Data records for software interfaces:

Start of Block

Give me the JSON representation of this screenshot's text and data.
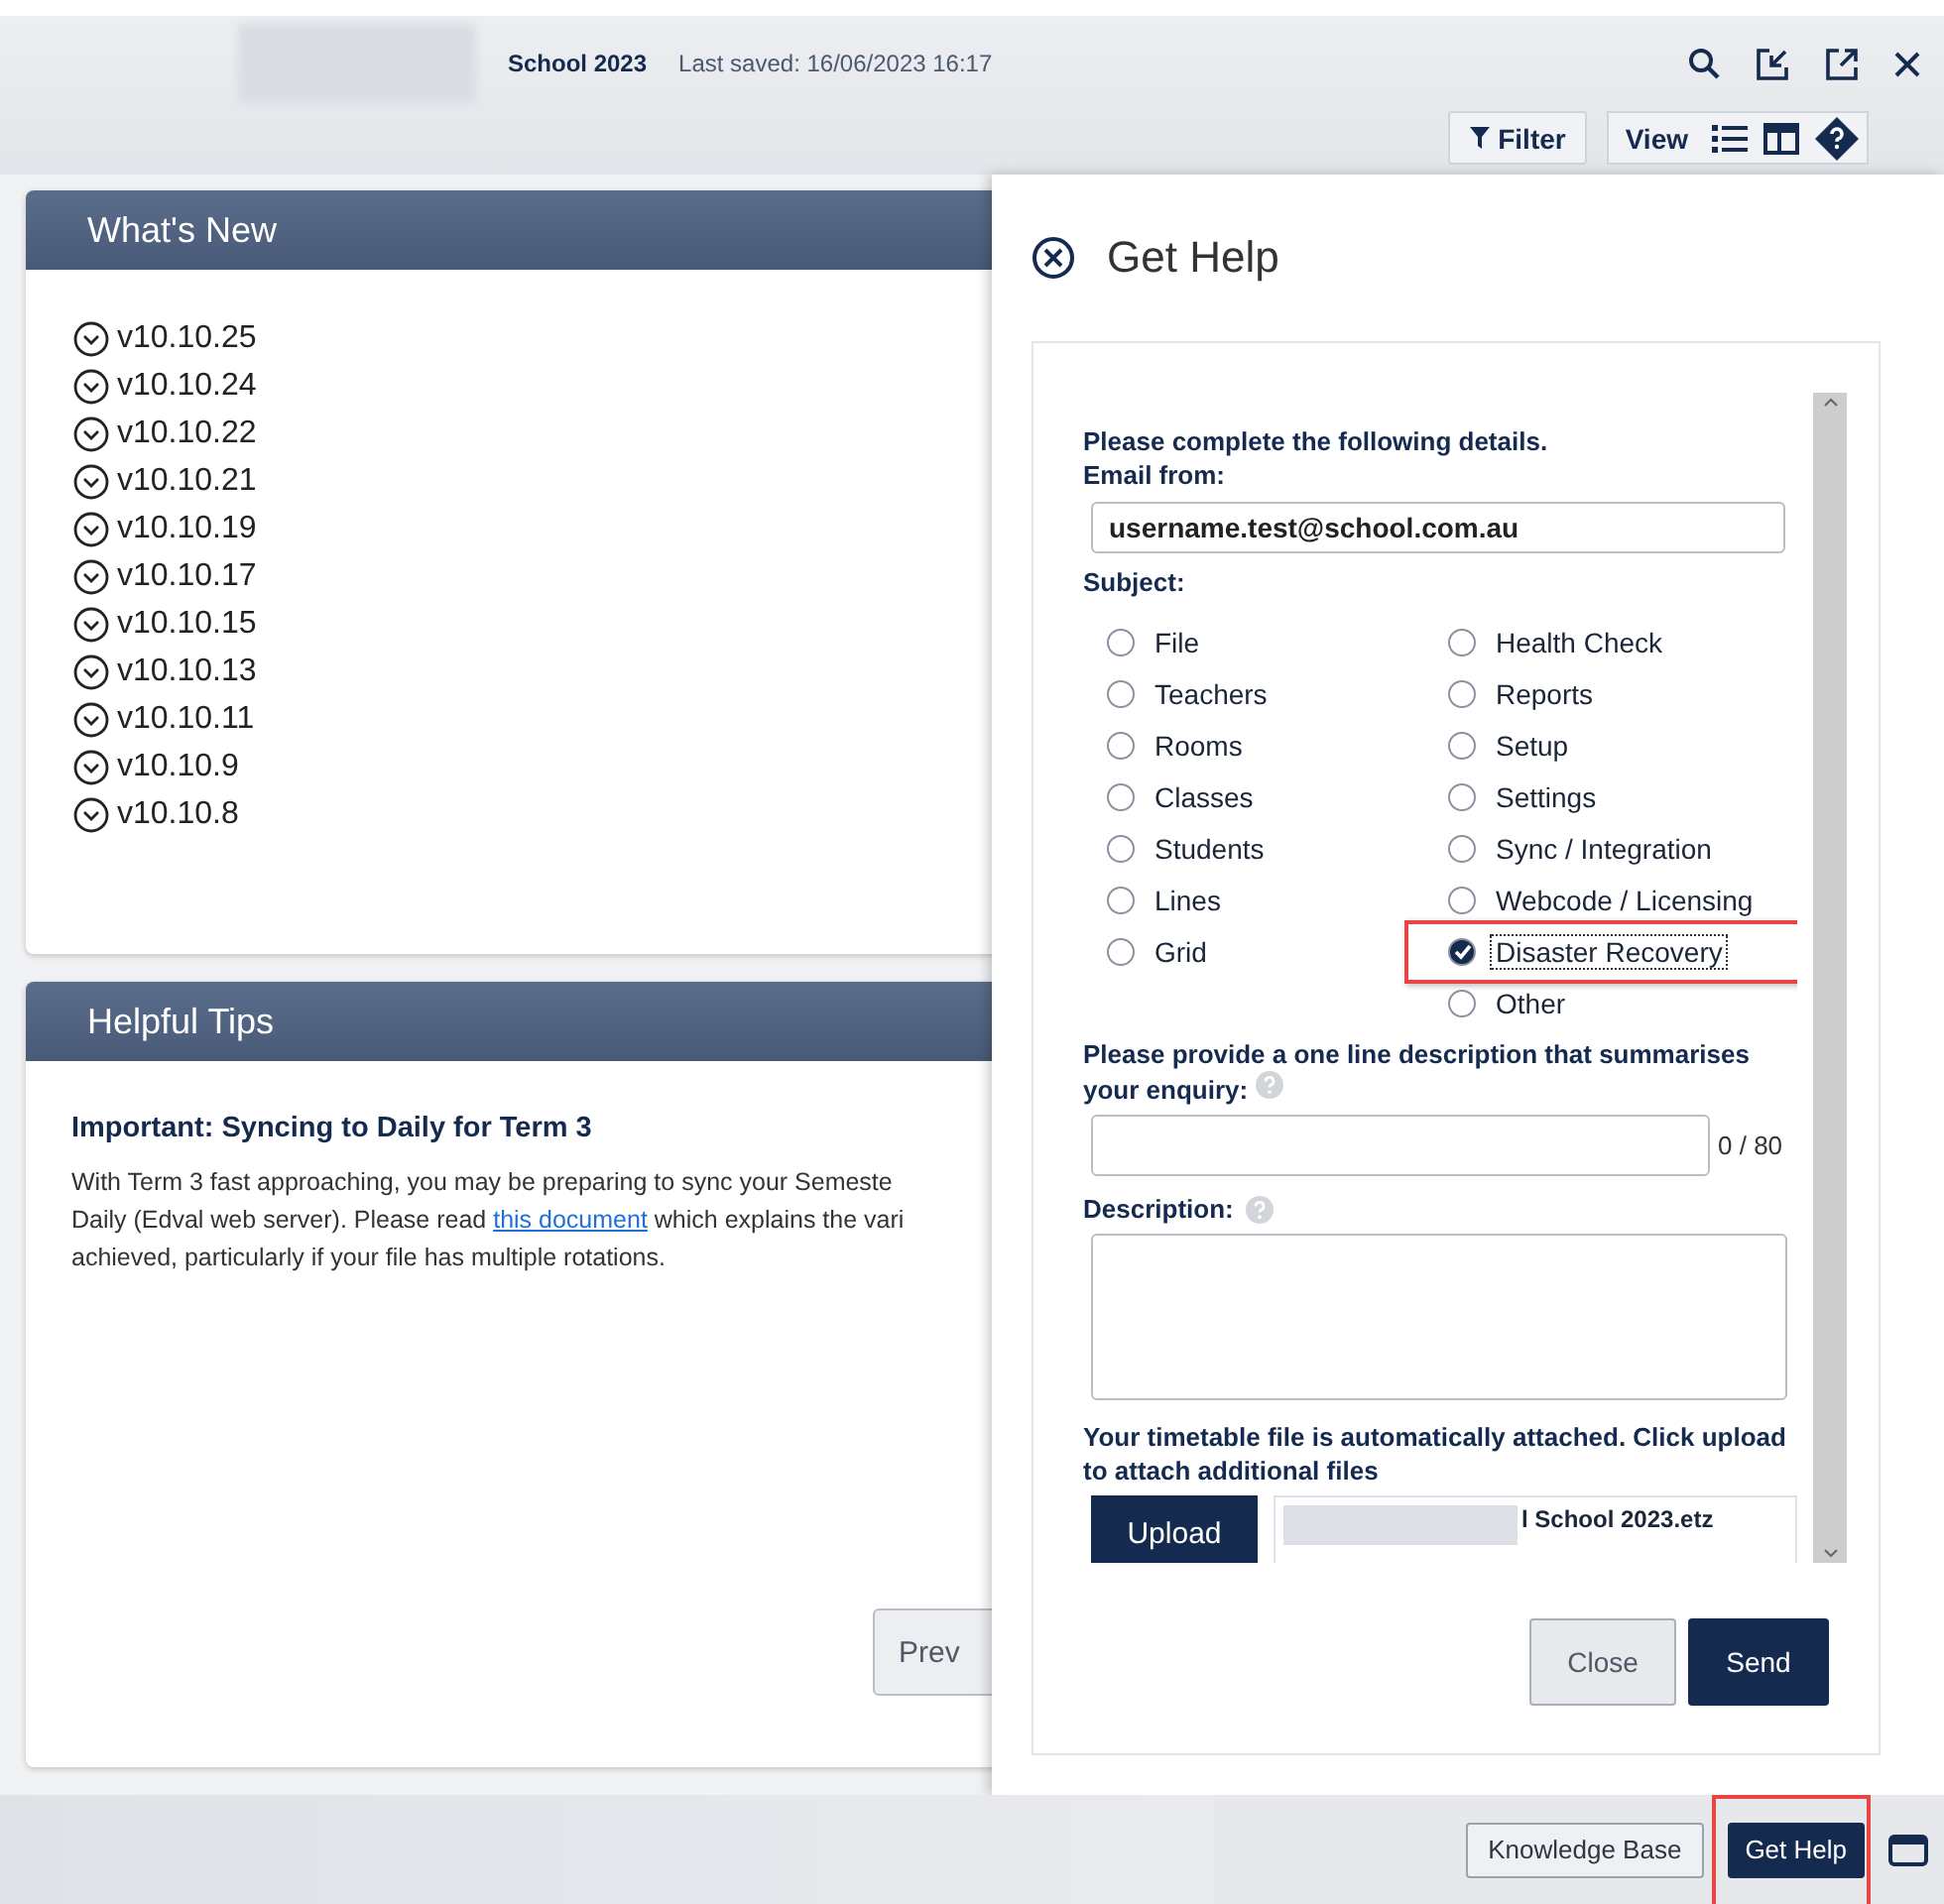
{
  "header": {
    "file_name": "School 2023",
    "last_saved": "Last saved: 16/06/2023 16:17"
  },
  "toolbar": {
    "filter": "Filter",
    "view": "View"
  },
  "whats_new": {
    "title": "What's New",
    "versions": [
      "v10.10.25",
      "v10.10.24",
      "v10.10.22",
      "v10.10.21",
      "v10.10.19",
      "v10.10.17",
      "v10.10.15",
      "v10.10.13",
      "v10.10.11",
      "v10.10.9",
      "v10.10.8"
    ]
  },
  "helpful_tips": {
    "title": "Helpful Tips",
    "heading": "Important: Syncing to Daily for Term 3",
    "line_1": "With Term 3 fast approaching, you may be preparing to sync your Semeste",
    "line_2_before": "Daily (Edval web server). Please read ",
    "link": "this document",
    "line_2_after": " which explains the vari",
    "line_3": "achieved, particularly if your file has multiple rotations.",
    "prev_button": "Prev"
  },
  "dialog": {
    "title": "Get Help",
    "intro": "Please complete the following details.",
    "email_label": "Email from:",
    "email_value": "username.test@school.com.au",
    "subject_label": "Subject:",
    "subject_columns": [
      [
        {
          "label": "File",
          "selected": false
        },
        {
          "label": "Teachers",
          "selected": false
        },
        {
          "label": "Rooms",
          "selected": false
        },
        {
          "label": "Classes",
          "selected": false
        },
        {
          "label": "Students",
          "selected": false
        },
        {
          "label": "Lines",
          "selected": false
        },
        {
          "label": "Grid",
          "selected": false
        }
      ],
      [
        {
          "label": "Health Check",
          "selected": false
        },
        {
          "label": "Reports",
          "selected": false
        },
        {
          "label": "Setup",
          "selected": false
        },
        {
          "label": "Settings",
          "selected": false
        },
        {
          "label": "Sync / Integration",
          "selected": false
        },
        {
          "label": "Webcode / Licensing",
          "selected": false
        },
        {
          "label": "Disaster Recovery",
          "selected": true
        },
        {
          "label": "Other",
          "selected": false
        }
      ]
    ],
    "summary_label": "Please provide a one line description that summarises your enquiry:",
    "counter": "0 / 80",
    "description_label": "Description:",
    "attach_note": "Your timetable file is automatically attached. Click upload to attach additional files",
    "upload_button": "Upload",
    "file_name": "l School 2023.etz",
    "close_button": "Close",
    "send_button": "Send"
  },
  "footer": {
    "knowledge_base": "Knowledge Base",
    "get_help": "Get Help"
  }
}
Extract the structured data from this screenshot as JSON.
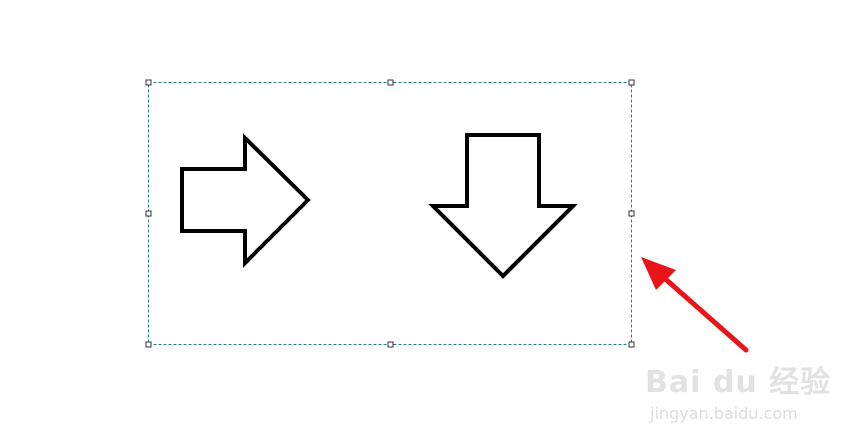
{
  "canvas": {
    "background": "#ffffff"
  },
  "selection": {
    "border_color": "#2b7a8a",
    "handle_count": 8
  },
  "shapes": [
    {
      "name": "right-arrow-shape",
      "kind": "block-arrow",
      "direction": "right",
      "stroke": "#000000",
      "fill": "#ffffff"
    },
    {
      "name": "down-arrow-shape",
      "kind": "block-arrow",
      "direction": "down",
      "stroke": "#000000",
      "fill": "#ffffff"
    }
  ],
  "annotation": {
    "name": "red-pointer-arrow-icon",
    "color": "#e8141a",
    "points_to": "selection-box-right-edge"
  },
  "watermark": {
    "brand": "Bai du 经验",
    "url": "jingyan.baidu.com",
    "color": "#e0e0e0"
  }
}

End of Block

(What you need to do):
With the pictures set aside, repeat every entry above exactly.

(Answer space):
Give me the JSON representation of this screenshot's text and data.
{
  "header": {
    "file_name": "School 2023",
    "last_saved": "Last saved: 16/06/2023 16:17"
  },
  "toolbar": {
    "filter": "Filter",
    "view": "View"
  },
  "whats_new": {
    "title": "What's New",
    "versions": [
      "v10.10.25",
      "v10.10.24",
      "v10.10.22",
      "v10.10.21",
      "v10.10.19",
      "v10.10.17",
      "v10.10.15",
      "v10.10.13",
      "v10.10.11",
      "v10.10.9",
      "v10.10.8"
    ]
  },
  "helpful_tips": {
    "title": "Helpful Tips",
    "heading": "Important: Syncing to Daily for Term 3",
    "line_1": "With Term 3 fast approaching, you may be preparing to sync your Semeste",
    "line_2_before": "Daily (Edval web server). Please read ",
    "link": "this document",
    "line_2_after": " which explains the vari",
    "line_3": "achieved, particularly if your file has multiple rotations.",
    "prev_button": "Prev"
  },
  "dialog": {
    "title": "Get Help",
    "intro": "Please complete the following details.",
    "email_label": "Email from:",
    "email_value": "username.test@school.com.au",
    "subject_label": "Subject:",
    "subject_columns": [
      [
        {
          "label": "File",
          "selected": false
        },
        {
          "label": "Teachers",
          "selected": false
        },
        {
          "label": "Rooms",
          "selected": false
        },
        {
          "label": "Classes",
          "selected": false
        },
        {
          "label": "Students",
          "selected": false
        },
        {
          "label": "Lines",
          "selected": false
        },
        {
          "label": "Grid",
          "selected": false
        }
      ],
      [
        {
          "label": "Health Check",
          "selected": false
        },
        {
          "label": "Reports",
          "selected": false
        },
        {
          "label": "Setup",
          "selected": false
        },
        {
          "label": "Settings",
          "selected": false
        },
        {
          "label": "Sync / Integration",
          "selected": false
        },
        {
          "label": "Webcode / Licensing",
          "selected": false
        },
        {
          "label": "Disaster Recovery",
          "selected": true
        },
        {
          "label": "Other",
          "selected": false
        }
      ]
    ],
    "summary_label": "Please provide a one line description that summarises your enquiry:",
    "counter": "0 / 80",
    "description_label": "Description:",
    "attach_note": "Your timetable file is automatically attached. Click upload to attach additional files",
    "upload_button": "Upload",
    "file_name": "l School 2023.etz",
    "close_button": "Close",
    "send_button": "Send"
  },
  "footer": {
    "knowledge_base": "Knowledge Base",
    "get_help": "Get Help"
  }
}
Extract the structured data from this screenshot as JSON.
{
  "canvas": {
    "background": "#ffffff"
  },
  "selection": {
    "border_color": "#2b7a8a",
    "handle_count": 8
  },
  "shapes": [
    {
      "name": "right-arrow-shape",
      "kind": "block-arrow",
      "direction": "right",
      "stroke": "#000000",
      "fill": "#ffffff"
    },
    {
      "name": "down-arrow-shape",
      "kind": "block-arrow",
      "direction": "down",
      "stroke": "#000000",
      "fill": "#ffffff"
    }
  ],
  "annotation": {
    "name": "red-pointer-arrow-icon",
    "color": "#e8141a",
    "points_to": "selection-box-right-edge"
  },
  "watermark": {
    "brand": "Bai du 经验",
    "url": "jingyan.baidu.com",
    "color": "#e0e0e0"
  }
}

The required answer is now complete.